Reduce reuse recycle - Anita Roddick's legacy

I remember reading Anita Roddick's story about the Body Shop. It was so inspiring it sparked my desire to become an entrepreneur and business owner. I vaguely remember (it was the 80s/90s so I should probably re-read it) it espousing the Body Shop's environmental attributes as well as some of Roddick's trials and tribulations (though nothing prepares you for the actual Ts & Ts).

Now many, many years later The Body Shop mantra of reduce, reuse, recycle seems well worn. This lead me to wonder: where does this responsibility lie for reducing waste, reusing everything and recycling? Is it with the manufacturer? with the retailer? with the customer? with government? with brands? with conservation organisations? with individuals? or should we leave it to our children?

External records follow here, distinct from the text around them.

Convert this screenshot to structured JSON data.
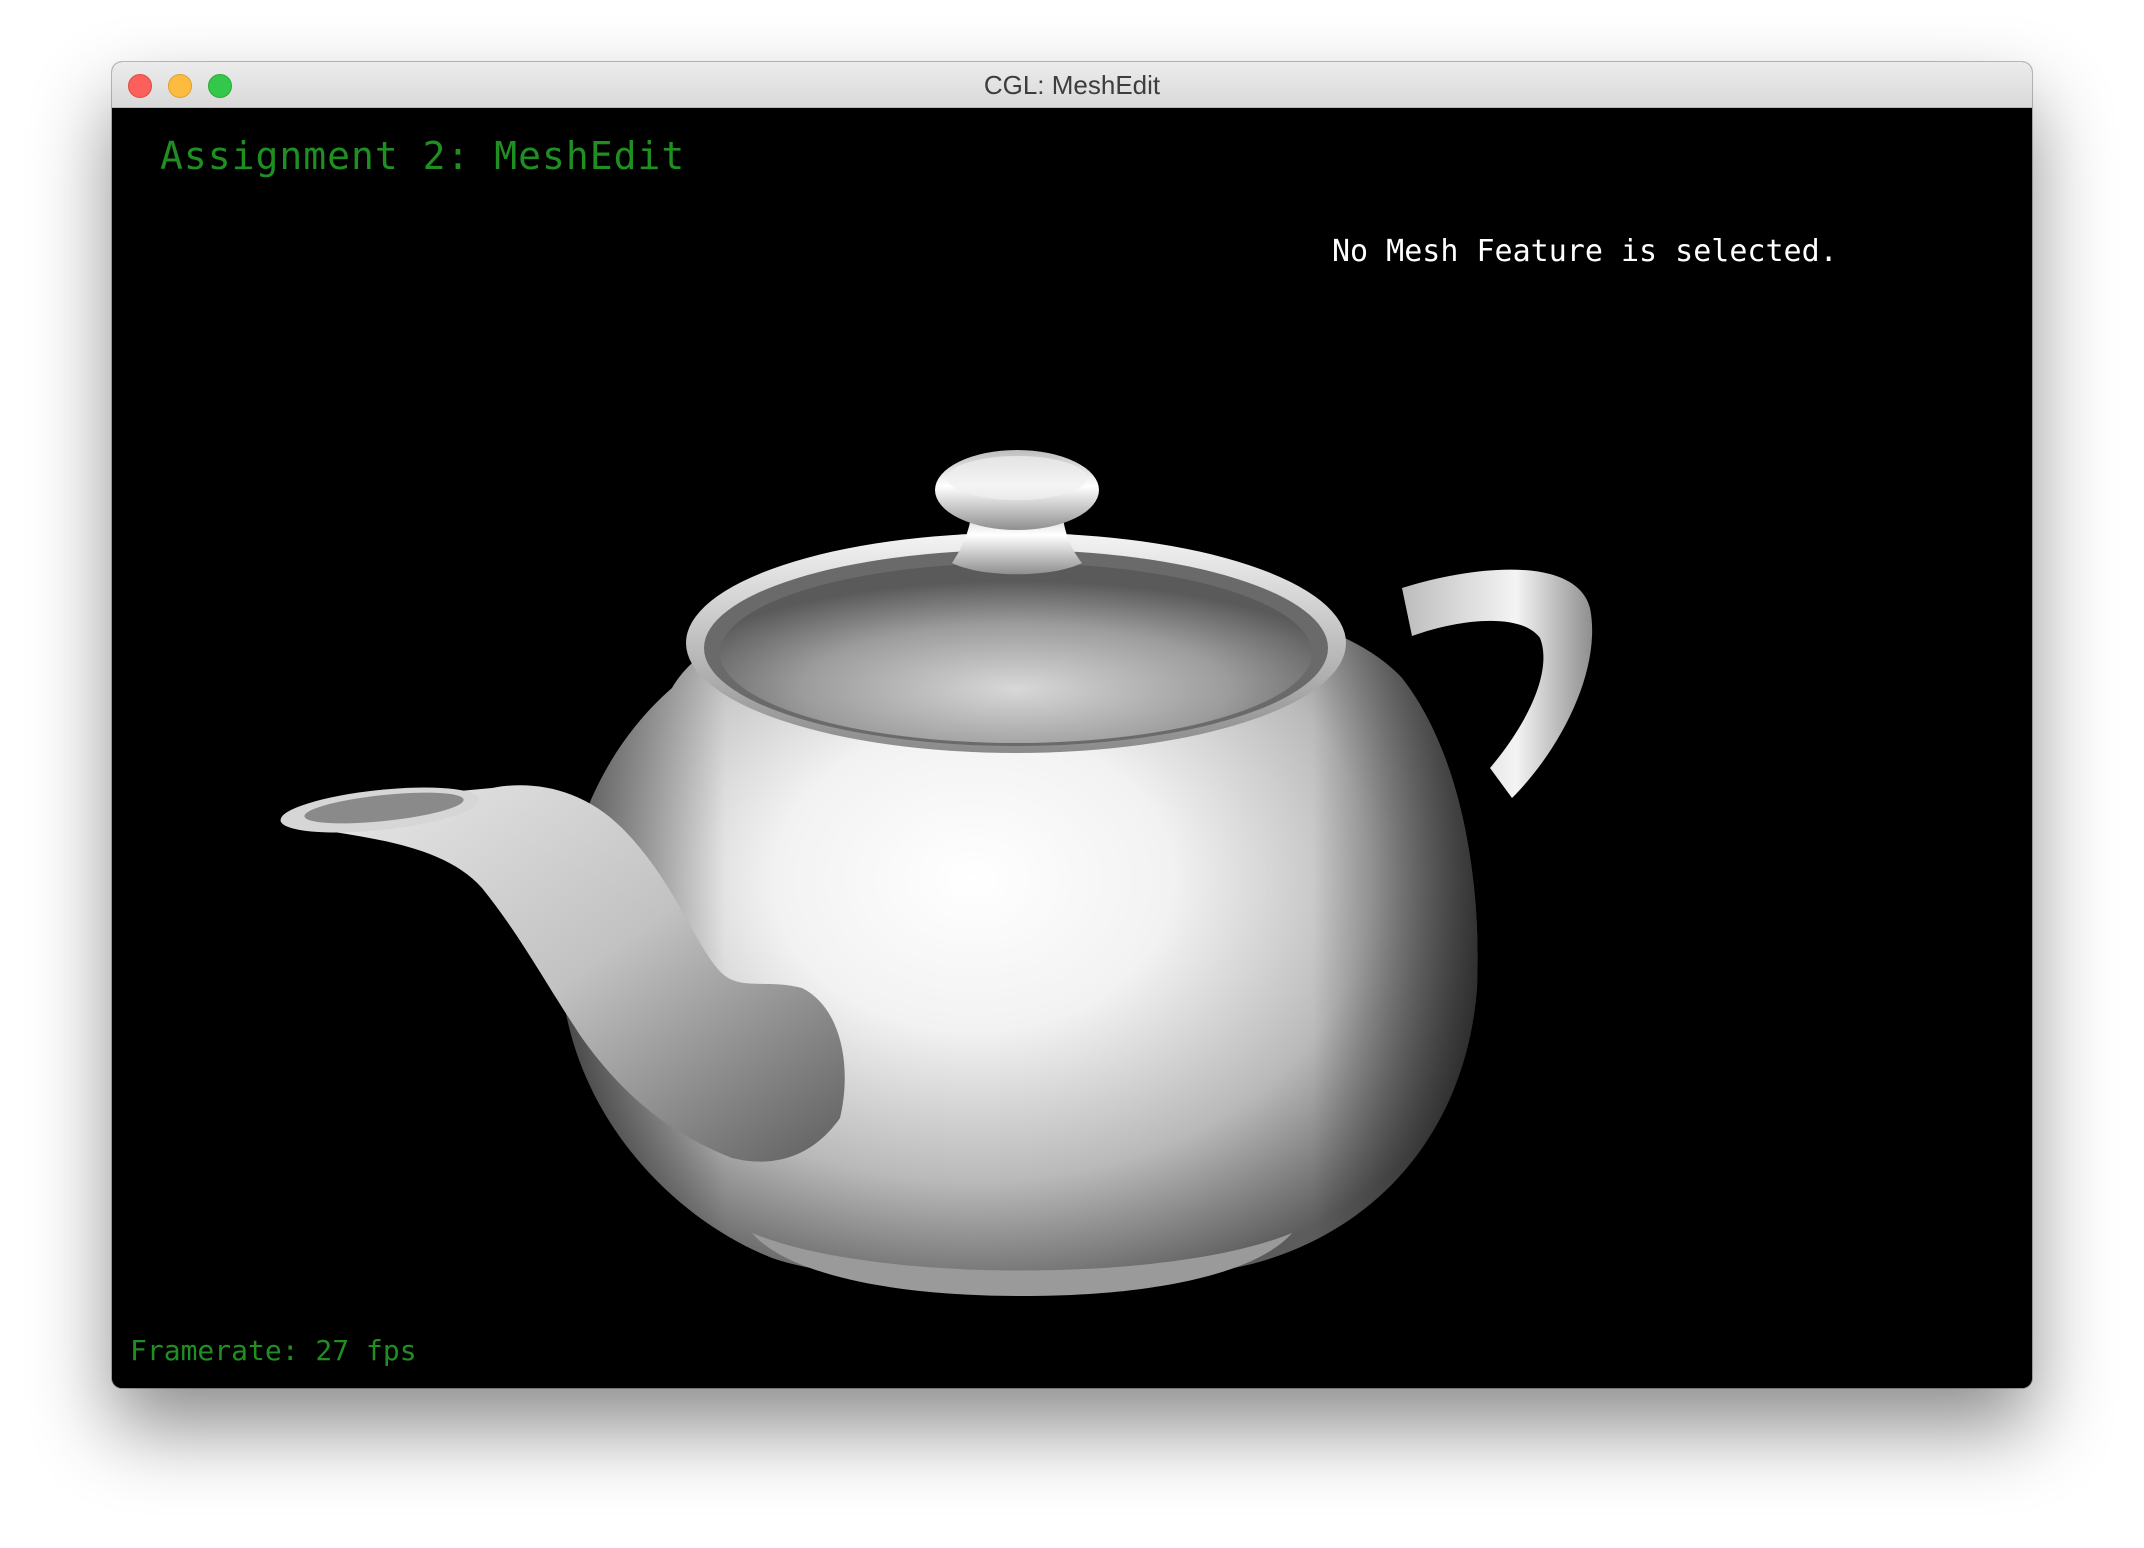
{
  "window": {
    "title": "CGL: MeshEdit"
  },
  "viewport": {
    "title": "Assignment 2: MeshEdit",
    "selection_status": "No Mesh Feature is selected.",
    "framerate": "Framerate: 27 fps",
    "background_color": "#000000",
    "accent_color": "#1f8f22"
  },
  "traffic_lights": [
    "close",
    "minimize",
    "maximize"
  ]
}
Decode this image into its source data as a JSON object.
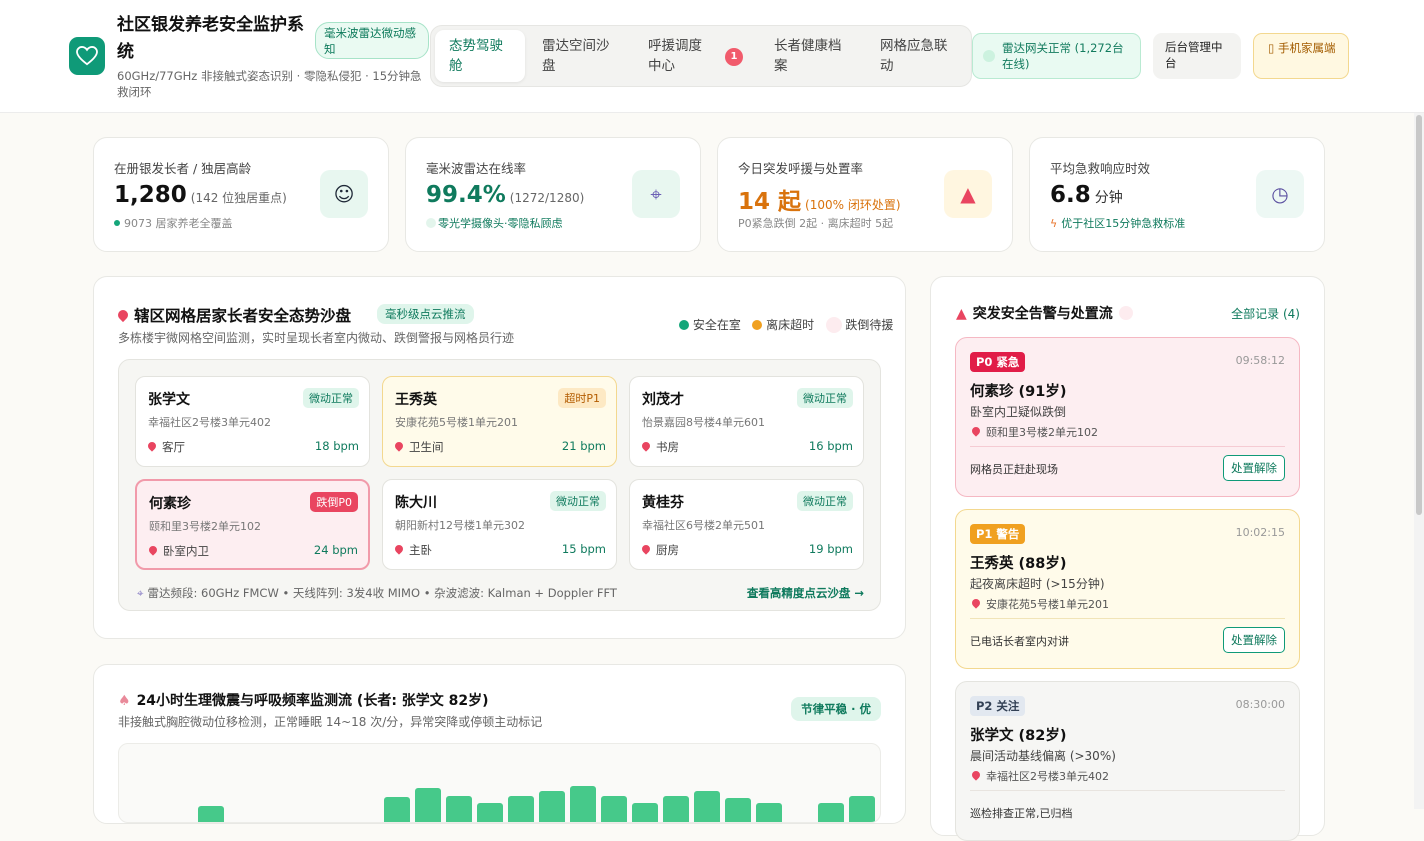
{
  "header": {
    "title": "社区银发养老安全监护系统",
    "badge": "毫米波雷达微动感知",
    "subtitle": "60GHz/77GHz 非接触式姿态识别 · 零隐私侵犯 · 15分钟急救闭环",
    "tabs": [
      {
        "label": "态势驾驶舱"
      },
      {
        "label": "雷达空间沙盘"
      },
      {
        "label": "呼援调度中心"
      },
      {
        "label": "长者健康档案"
      },
      {
        "label": "网格应急联动"
      }
    ],
    "tab_badge": "1",
    "gateway_status": "雷达网关正常 (1,272台在线)",
    "admin": "后台管理中台",
    "mobile": "手机家属端"
  },
  "stats": [
    {
      "label": "在册银发长者 / 独居高龄",
      "value": "1,280",
      "sub": "(142 位独居重点)",
      "note": "9073 居家养老全覆盖",
      "icon": "elder-icon",
      "color": "#111111"
    },
    {
      "label": "毫米波雷达在线率",
      "value": "99.4%",
      "sub": "(1272/1280)",
      "note": "零光学摄像头·零隐私顾虑",
      "icon": "radar-icon",
      "color": "#0f7a5d"
    },
    {
      "label": "今日突发呼援与处置率",
      "value": "14 起",
      "sub": "(100% 闭环处置)",
      "note": "P0紧急跌倒 2起 · 离床超时 5起",
      "icon": "siren-icon",
      "color": "#d9730d"
    },
    {
      "label": "平均急救响应时效",
      "value": "6.8",
      "sub": "分钟",
      "note": "优于社区15分钟急救标准",
      "icon": "stopwatch-icon",
      "color": "#111111"
    }
  ],
  "sandbox": {
    "title": "辖区网格居家长者安全态势沙盘",
    "badge": "毫秒级点云推流",
    "subtitle": "多栋楼宇微网格空间监测，实时呈现长者室内微动、跌倒警报与网格员行迹",
    "legend": [
      "安全在室",
      "离床超时",
      "跌倒待援"
    ],
    "elders": [
      {
        "name": "张学文",
        "status": "微动正常",
        "addr": "幸福社区2号楼3单元402",
        "room": "客厅",
        "bpm": "18 bpm"
      },
      {
        "name": "王秀英",
        "status": "超时P1",
        "addr": "安康花苑5号楼1单元201",
        "room": "卫生间",
        "bpm": "21 bpm"
      },
      {
        "name": "刘茂才",
        "status": "微动正常",
        "addr": "怡景嘉园8号楼4单元601",
        "room": "书房",
        "bpm": "16 bpm"
      },
      {
        "name": "何素珍",
        "status": "跌倒P0",
        "addr": "颐和里3号楼2单元102",
        "room": "卧室内卫",
        "bpm": "24 bpm"
      },
      {
        "name": "陈大川",
        "status": "微动正常",
        "addr": "朝阳新村12号楼1单元302",
        "room": "主卧",
        "bpm": "15 bpm"
      },
      {
        "name": "黄桂芬",
        "status": "微动正常",
        "addr": "幸福社区6号楼2单元501",
        "room": "厨房",
        "bpm": "19 bpm"
      }
    ],
    "footer": "雷达频段: 60GHz FMCW   •   天线阵列: 3发4收 MIMO   •   杂波滤波: Kalman + Doppler FFT",
    "link": "查看高精度点云沙盘 →"
  },
  "vitals": {
    "title": "24小时生理微震与呼吸频率监测流 (长者: 张学文 82岁)",
    "subtitle": "非接触式胸腔微动位移检测，正常睡眠 14~18 次/分，异常突降或停顿主动标记",
    "badge": "节律平稳 · 优",
    "bars": [
      0,
      0.15,
      0,
      0,
      0,
      0,
      0,
      0.55,
      0.9,
      0.6,
      0.3,
      0.6,
      0.8,
      1.0,
      0.6,
      0.3,
      0.6,
      0.8,
      0.5,
      0.3,
      0,
      0.3,
      0.6,
      0.55
    ]
  },
  "alerts": {
    "title": "突发安全告警与处置流",
    "all": "全部记录 (4)",
    "items": [
      {
        "level": "P0 紧急",
        "time": "09:58:12",
        "name": "何素珍 (91岁)",
        "desc": "卧室内卫疑似跌倒",
        "loc": "颐和里3号楼2单元102",
        "action": "网格员正赶赴现场",
        "button": "处置解除"
      },
      {
        "level": "P1 警告",
        "time": "10:02:15",
        "name": "王秀英 (88岁)",
        "desc": "起夜离床超时 (>15分钟)",
        "loc": "安康花苑5号楼1单元201",
        "action": "已电话长者室内对讲",
        "button": "处置解除"
      },
      {
        "level": "P2 关注",
        "time": "08:30:00",
        "name": "张学文 (82岁)",
        "desc": "晨间活动基线偏离 (>30%)",
        "loc": "幸福社区2号楼3单元402",
        "action": "巡检排查正常,已归档",
        "button": ""
      }
    ]
  }
}
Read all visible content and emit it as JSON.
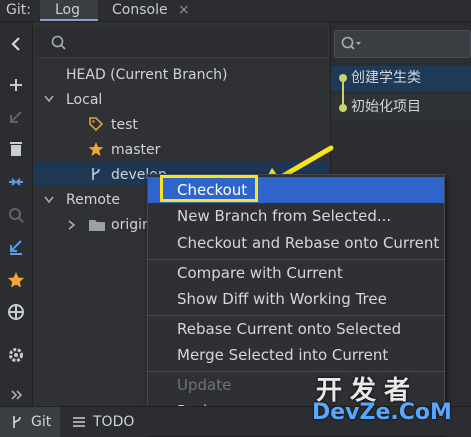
{
  "tabs": {
    "prefix": "Git:",
    "log": "Log",
    "console": "Console",
    "console_close": "×"
  },
  "tree": {
    "head": "HEAD (Current Branch)",
    "local": "Local",
    "test": "test",
    "master": "master",
    "develop": "develop",
    "remote": "Remote",
    "origin": "origin"
  },
  "commits": [
    {
      "message": "创建学生类"
    },
    {
      "message": "初始化项目"
    }
  ],
  "menu": {
    "checkout": "Checkout",
    "new_branch": "New Branch from Selected...",
    "checkout_rebase": "Checkout and Rebase onto Current",
    "compare": "Compare with Current",
    "show_diff": "Show Diff with Working Tree",
    "rebase": "Rebase Current onto Selected",
    "merge": "Merge Selected into Current",
    "update": "Update",
    "push": "Push..."
  },
  "bottom": {
    "git": "Git",
    "todo": "TODO"
  },
  "watermark": {
    "top": "开发者",
    "bottom": "DevZe.CoM"
  },
  "colors": {
    "accent": "#2f65ca",
    "highlight_annotation": "#f7e41c",
    "star": "#f0a732",
    "tag": "#d9a343",
    "graph": "#c9d36b"
  }
}
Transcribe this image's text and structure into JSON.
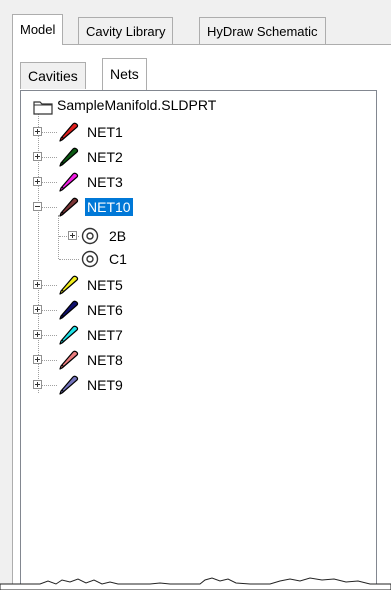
{
  "top_tabs": [
    {
      "label": "Model",
      "active": true
    },
    {
      "label": "Cavity Library",
      "active": false
    },
    {
      "label": "HyDraw Schematic",
      "active": false
    }
  ],
  "sub_tabs": [
    {
      "label": "Cavities",
      "active": false
    },
    {
      "label": "Nets",
      "active": true
    }
  ],
  "tree": {
    "root": {
      "label": "SampleManifold.SLDPRT",
      "icon": "part-file-icon"
    },
    "nets": [
      {
        "label": "NET1",
        "color": "#e0201e",
        "expanded": false
      },
      {
        "label": "NET2",
        "color": "#0b5a12",
        "expanded": false
      },
      {
        "label": "NET3",
        "color": "#f21ee3",
        "expanded": false
      },
      {
        "label": "NET10",
        "color": "#7a3536",
        "expanded": true,
        "selected": true,
        "children": [
          {
            "label": "2B",
            "icon": "cavity-icon",
            "expandable": true
          },
          {
            "label": "C1",
            "icon": "cavity-icon",
            "expandable": false
          }
        ]
      },
      {
        "label": "NET5",
        "color": "#f1ee1c",
        "expanded": false
      },
      {
        "label": "NET6",
        "color": "#10106e",
        "expanded": false
      },
      {
        "label": "NET7",
        "color": "#1ee3e8",
        "expanded": false
      },
      {
        "label": "NET8",
        "color": "#ea7c7e",
        "expanded": false
      },
      {
        "label": "NET9",
        "color": "#7474bc",
        "expanded": false
      }
    ]
  }
}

It seems to me there's a lot of lip service around sustainability and minimising environmental impact. Until it becomes commercially viable or a livelihood necessity (necessity being the mother of invention), the pace will be lack lustre.

Ultimately, am I personally doing enough to reduce, reuse, recycle so this planet is fit for living on by my children and theirs? The greenie in me yells NO - you should be a ZERO waste household, don't waste a thing, the whole family should be vegan, only buy recycled clothes, don't let the kids buy plastic toys and limit all items with excess packaging, and get a fully electric car (Tesla?).

On the NZTE panel "Packaging Up Online Commerce" I listened to today, I felt both disheartened and encouraged. Disheartened because at Skinnies we seem to be quite progressive even though I feel like we could do much more. Encouraged because the founder of AU Natural Skin, Tracy Ahern said, "do what you can, every bit counts" (she also said "has the world gone mad!?" a refrain Olly often uses when he comes off a stint on Skinnies social media). David Trubridge, I learnt, is one of only a few producers using wood for light fittings and, encouraged complete honesty around what we do well as brands for sustainability and areas where we need to work on and allowing the consumers to decide.

While environmental consideration has always been a huge factor with Skinnies there is so much more I personally want to achieve. We've removed the water so our product is not diluted, it's efficient and effective, our packaging is now 100% recyclable sugar cane resin but we add carbon miles by importing it from China. Our outer packaging components are recycled cardboard and paper and branded eco tape (thanks Sticker Mule in the USA). We have an office policy of minimal rubbish, no takeaway coffee cups but we did give up on the hybrid vehicle.

My ultimate plan Z is to have a Skinnies facility where we can research environmental impacts of sunscreen ingredients (biodegradation of toxic nasties was my masters thesis topic), where we can track the metabolic pathways and engage in the "so much more research to be done" regarding aquatic toxicity, look at degradation of compounds in the waste water treatment plants as well as developing new, safer, more effective UV filters. Not only would this research make Skinnies products better, we could use these as an industry for more environmentally friendly and even nicer to use products.

[Spoiler alert: the sunscreen "reef safe" thing is actually not even a thing but merely a huge distraction for what is ACTUALLY harming the reefs #lipservice #distraction. Sunscreens rate around 200th on the list of things impacting coral reefs - just ask David Attenborough (my hero).]

Our Skinnies facility will be a place where we can concept then facilitate community infrastructure to recover our packaging to reuse it and close the loop. 

From the 80s/90s and the spark Anita's book lit, to now where at Skinnies we're doing a lot but can do a lot more, to what lies ahead in the future and how do we make it happen faster so we really are reducing, reusing and recycling to zero out waste.

I think it's an uncomfortable discussion around where the responsibility lies to reduce, reuse, recycle, but I'm keen to have it. Are you?